- _BRIEF_:
Exclude images, then output the remaining data verbatim.

(Data entries)
================

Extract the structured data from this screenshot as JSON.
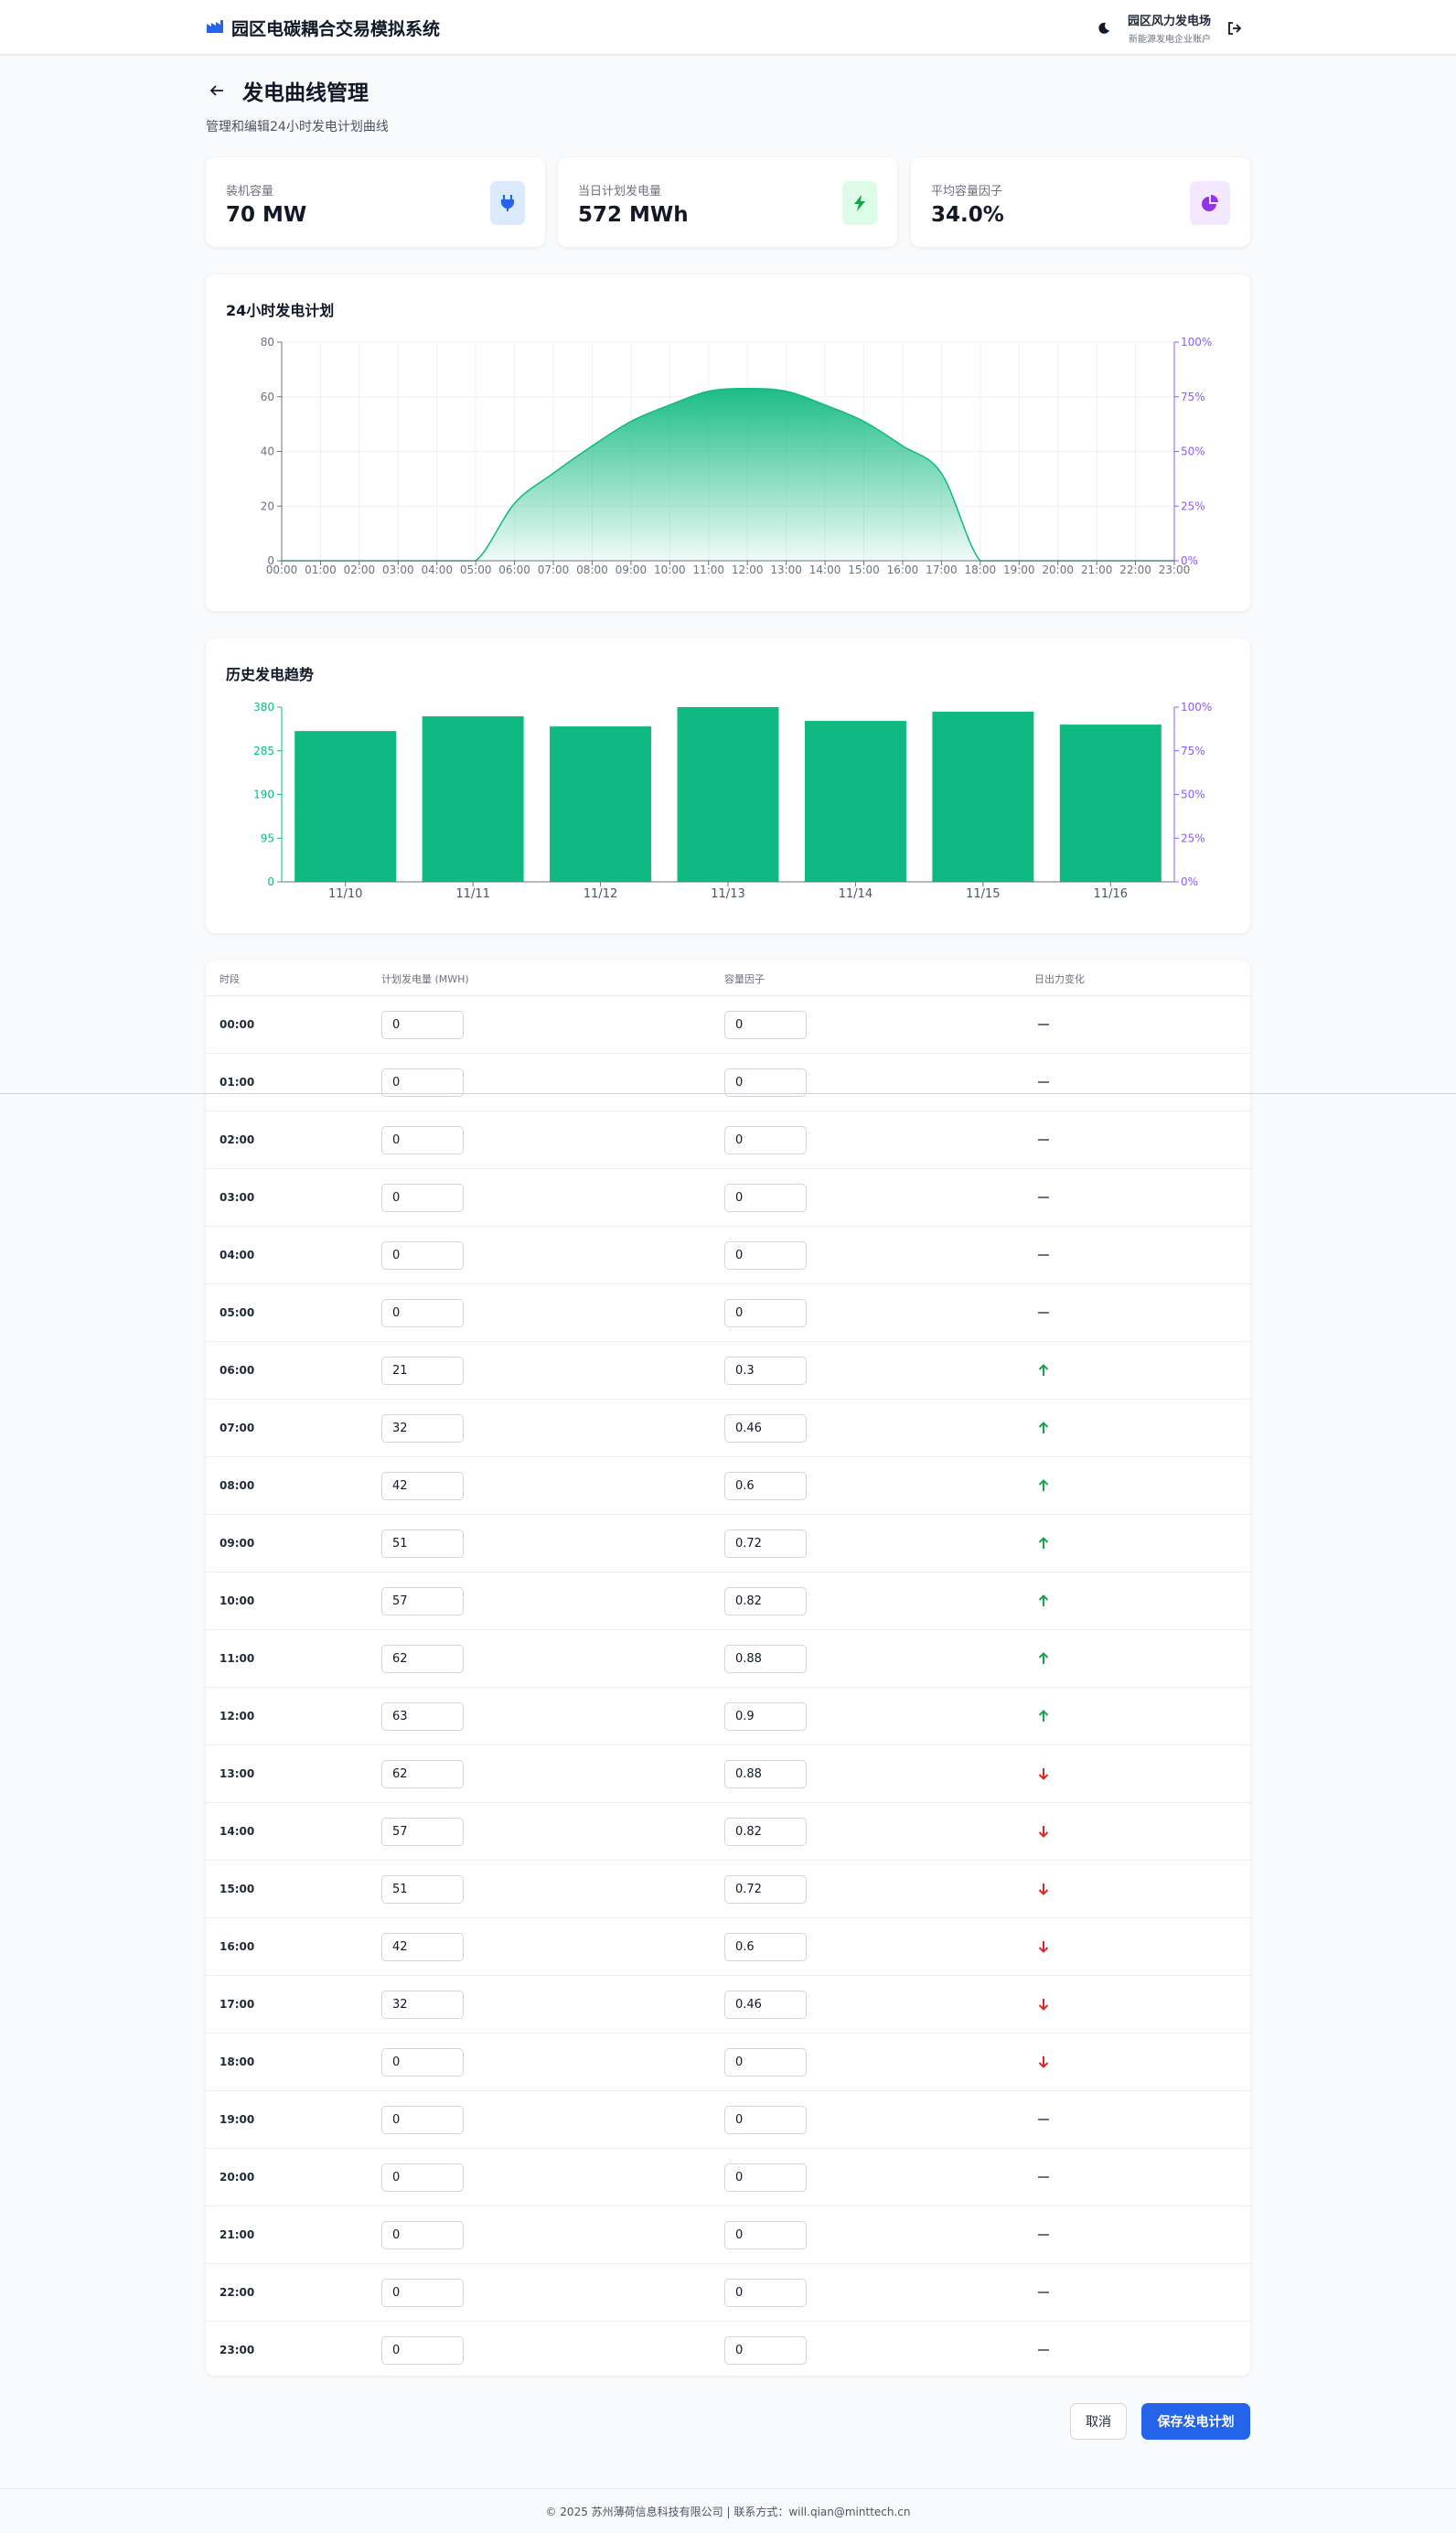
{
  "app": {
    "title": "园区电碳耦合交易模拟系统",
    "user_name": "园区风力发电场",
    "user_role": "新能源发电企业账户"
  },
  "page": {
    "title": "发电曲线管理",
    "subtitle": "管理和编辑24小时发电计划曲线"
  },
  "stats": [
    {
      "label": "装机容量",
      "value": "70 MW",
      "icon": "plug-icon",
      "color": "#2563eb",
      "bg": "#dbeafe"
    },
    {
      "label": "当日计划发电量",
      "value": "572 MWh",
      "icon": "bolt-icon",
      "color": "#16a34a",
      "bg": "#dcfce7"
    },
    {
      "label": "平均容量因子",
      "value": "34.0%",
      "icon": "pie-icon",
      "color": "#9333ea",
      "bg": "#f3e8ff"
    }
  ],
  "colors": {
    "accent": "#10b981",
    "purple_axis": "#8b5cf6",
    "up": "#16a34a",
    "down": "#dc2626",
    "primary": "#2563eb"
  },
  "chart_data": [
    {
      "type": "area",
      "title": "24小时发电计划",
      "x": [
        "00:00",
        "01:00",
        "02:00",
        "03:00",
        "04:00",
        "05:00",
        "06:00",
        "07:00",
        "08:00",
        "09:00",
        "10:00",
        "11:00",
        "12:00",
        "13:00",
        "14:00",
        "15:00",
        "16:00",
        "17:00",
        "18:00",
        "19:00",
        "20:00",
        "21:00",
        "22:00",
        "23:00"
      ],
      "values": [
        0,
        0,
        0,
        0,
        0,
        0,
        21,
        32,
        42,
        51,
        57,
        62,
        63,
        62,
        57,
        51,
        42,
        32,
        0,
        0,
        0,
        0,
        0,
        0
      ],
      "ylim": [
        0,
        80
      ],
      "yticks": [
        "0",
        "20",
        "40",
        "60",
        "80"
      ],
      "y2ticks": [
        "0%",
        "25%",
        "50%",
        "75%",
        "100%"
      ],
      "grid": true
    },
    {
      "type": "bar",
      "title": "历史发电趋势",
      "categories": [
        "11/10",
        "11/11",
        "11/12",
        "11/13",
        "11/14",
        "11/15",
        "11/16"
      ],
      "values": [
        328,
        360,
        338,
        380,
        350,
        370,
        342
      ],
      "ylim": [
        0,
        380
      ],
      "yticks": [
        "0",
        "95",
        "190",
        "285",
        "380"
      ],
      "y2ticks": [
        "0%",
        "25%",
        "50%",
        "75%",
        "100%"
      ],
      "grid": false
    }
  ],
  "table": {
    "headers": [
      "时段",
      "计划发电量 (MWH)",
      "容量因子",
      "日出力变化"
    ],
    "rows": [
      {
        "time": "00:00",
        "gen": "0",
        "cf": "0",
        "trend": "flat"
      },
      {
        "time": "01:00",
        "gen": "0",
        "cf": "0",
        "trend": "flat"
      },
      {
        "time": "02:00",
        "gen": "0",
        "cf": "0",
        "trend": "flat"
      },
      {
        "time": "03:00",
        "gen": "0",
        "cf": "0",
        "trend": "flat"
      },
      {
        "time": "04:00",
        "gen": "0",
        "cf": "0",
        "trend": "flat"
      },
      {
        "time": "05:00",
        "gen": "0",
        "cf": "0",
        "trend": "flat"
      },
      {
        "time": "06:00",
        "gen": "21",
        "cf": "0.3",
        "trend": "up"
      },
      {
        "time": "07:00",
        "gen": "32",
        "cf": "0.46",
        "trend": "up"
      },
      {
        "time": "08:00",
        "gen": "42",
        "cf": "0.6",
        "trend": "up"
      },
      {
        "time": "09:00",
        "gen": "51",
        "cf": "0.72",
        "trend": "up"
      },
      {
        "time": "10:00",
        "gen": "57",
        "cf": "0.82",
        "trend": "up"
      },
      {
        "time": "11:00",
        "gen": "62",
        "cf": "0.88",
        "trend": "up"
      },
      {
        "time": "12:00",
        "gen": "63",
        "cf": "0.9",
        "trend": "up"
      },
      {
        "time": "13:00",
        "gen": "62",
        "cf": "0.88",
        "trend": "down"
      },
      {
        "time": "14:00",
        "gen": "57",
        "cf": "0.82",
        "trend": "down"
      },
      {
        "time": "15:00",
        "gen": "51",
        "cf": "0.72",
        "trend": "down"
      },
      {
        "time": "16:00",
        "gen": "42",
        "cf": "0.6",
        "trend": "down"
      },
      {
        "time": "17:00",
        "gen": "32",
        "cf": "0.46",
        "trend": "down"
      },
      {
        "time": "18:00",
        "gen": "0",
        "cf": "0",
        "trend": "down"
      },
      {
        "time": "19:00",
        "gen": "0",
        "cf": "0",
        "trend": "flat"
      },
      {
        "time": "20:00",
        "gen": "0",
        "cf": "0",
        "trend": "flat"
      },
      {
        "time": "21:00",
        "gen": "0",
        "cf": "0",
        "trend": "flat"
      },
      {
        "time": "22:00",
        "gen": "0",
        "cf": "0",
        "trend": "flat"
      },
      {
        "time": "23:00",
        "gen": "0",
        "cf": "0",
        "trend": "flat"
      }
    ]
  },
  "actions": {
    "cancel": "取消",
    "save": "保存发电计划"
  },
  "footer": {
    "text": "© 2025 苏州薄荷信息科技有限公司 | 联系方式：will.qian@minttech.cn"
  }
}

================

- _EXPECTED OUTPUT_:
Extract the structured data from this screenshot as JSON.
{
  "app": {
    "title": "园区电碳耦合交易模拟系统",
    "user_name": "园区风力发电场",
    "user_role": "新能源发电企业账户"
  },
  "page": {
    "title": "发电曲线管理",
    "subtitle": "管理和编辑24小时发电计划曲线"
  },
  "stats": [
    {
      "label": "装机容量",
      "value": "70 MW",
      "icon": "plug-icon",
      "color": "#2563eb",
      "bg": "#dbeafe"
    },
    {
      "label": "当日计划发电量",
      "value": "572 MWh",
      "icon": "bolt-icon",
      "color": "#16a34a",
      "bg": "#dcfce7"
    },
    {
      "label": "平均容量因子",
      "value": "34.0%",
      "icon": "pie-icon",
      "color": "#9333ea",
      "bg": "#f3e8ff"
    }
  ],
  "colors": {
    "accent": "#10b981",
    "purple_axis": "#8b5cf6",
    "up": "#16a34a",
    "down": "#dc2626",
    "primary": "#2563eb"
  },
  "chart_data": [
    {
      "type": "area",
      "title": "24小时发电计划",
      "x": [
        "00:00",
        "01:00",
        "02:00",
        "03:00",
        "04:00",
        "05:00",
        "06:00",
        "07:00",
        "08:00",
        "09:00",
        "10:00",
        "11:00",
        "12:00",
        "13:00",
        "14:00",
        "15:00",
        "16:00",
        "17:00",
        "18:00",
        "19:00",
        "20:00",
        "21:00",
        "22:00",
        "23:00"
      ],
      "values": [
        0,
        0,
        0,
        0,
        0,
        0,
        21,
        32,
        42,
        51,
        57,
        62,
        63,
        62,
        57,
        51,
        42,
        32,
        0,
        0,
        0,
        0,
        0,
        0
      ],
      "ylim": [
        0,
        80
      ],
      "yticks": [
        "0",
        "20",
        "40",
        "60",
        "80"
      ],
      "y2ticks": [
        "0%",
        "25%",
        "50%",
        "75%",
        "100%"
      ],
      "grid": true
    },
    {
      "type": "bar",
      "title": "历史发电趋势",
      "categories": [
        "11/10",
        "11/11",
        "11/12",
        "11/13",
        "11/14",
        "11/15",
        "11/16"
      ],
      "values": [
        328,
        360,
        338,
        380,
        350,
        370,
        342
      ],
      "ylim": [
        0,
        380
      ],
      "yticks": [
        "0",
        "95",
        "190",
        "285",
        "380"
      ],
      "y2ticks": [
        "0%",
        "25%",
        "50%",
        "75%",
        "100%"
      ],
      "grid": false
    }
  ],
  "table": {
    "headers": [
      "时段",
      "计划发电量 (MWH)",
      "容量因子",
      "日出力变化"
    ],
    "rows": [
      {
        "time": "00:00",
        "gen": "0",
        "cf": "0",
        "trend": "flat"
      },
      {
        "time": "01:00",
        "gen": "0",
        "cf": "0",
        "trend": "flat"
      },
      {
        "time": "02:00",
        "gen": "0",
        "cf": "0",
        "trend": "flat"
      },
      {
        "time": "03:00",
        "gen": "0",
        "cf": "0",
        "trend": "flat"
      },
      {
        "time": "04:00",
        "gen": "0",
        "cf": "0",
        "trend": "flat"
      },
      {
        "time": "05:00",
        "gen": "0",
        "cf": "0",
        "trend": "flat"
      },
      {
        "time": "06:00",
        "gen": "21",
        "cf": "0.3",
        "trend": "up"
      },
      {
        "time": "07:00",
        "gen": "32",
        "cf": "0.46",
        "trend": "up"
      },
      {
        "time": "08:00",
        "gen": "42",
        "cf": "0.6",
        "trend": "up"
      },
      {
        "time": "09:00",
        "gen": "51",
        "cf": "0.72",
        "trend": "up"
      },
      {
        "time": "10:00",
        "gen": "57",
        "cf": "0.82",
        "trend": "up"
      },
      {
        "time": "11:00",
        "gen": "62",
        "cf": "0.88",
        "trend": "up"
      },
      {
        "time": "12:00",
        "gen": "63",
        "cf": "0.9",
        "trend": "up"
      },
      {
        "time": "13:00",
        "gen": "62",
        "cf": "0.88",
        "trend": "down"
      },
      {
        "time": "14:00",
        "gen": "57",
        "cf": "0.82",
        "trend": "down"
      },
      {
        "time": "15:00",
        "gen": "51",
        "cf": "0.72",
        "trend": "down"
      },
      {
        "time": "16:00",
        "gen": "42",
        "cf": "0.6",
        "trend": "down"
      },
      {
        "time": "17:00",
        "gen": "32",
        "cf": "0.46",
        "trend": "down"
      },
      {
        "time": "18:00",
        "gen": "0",
        "cf": "0",
        "trend": "down"
      },
      {
        "time": "19:00",
        "gen": "0",
        "cf": "0",
        "trend": "flat"
      },
      {
        "time": "20:00",
        "gen": "0",
        "cf": "0",
        "trend": "flat"
      },
      {
        "time": "21:00",
        "gen": "0",
        "cf": "0",
        "trend": "flat"
      },
      {
        "time": "22:00",
        "gen": "0",
        "cf": "0",
        "trend": "flat"
      },
      {
        "time": "23:00",
        "gen": "0",
        "cf": "0",
        "trend": "flat"
      }
    ]
  },
  "actions": {
    "cancel": "取消",
    "save": "保存发电计划"
  },
  "footer": {
    "text": "© 2025 苏州薄荷信息科技有限公司 | 联系方式：will.qian@minttech.cn"
  }
}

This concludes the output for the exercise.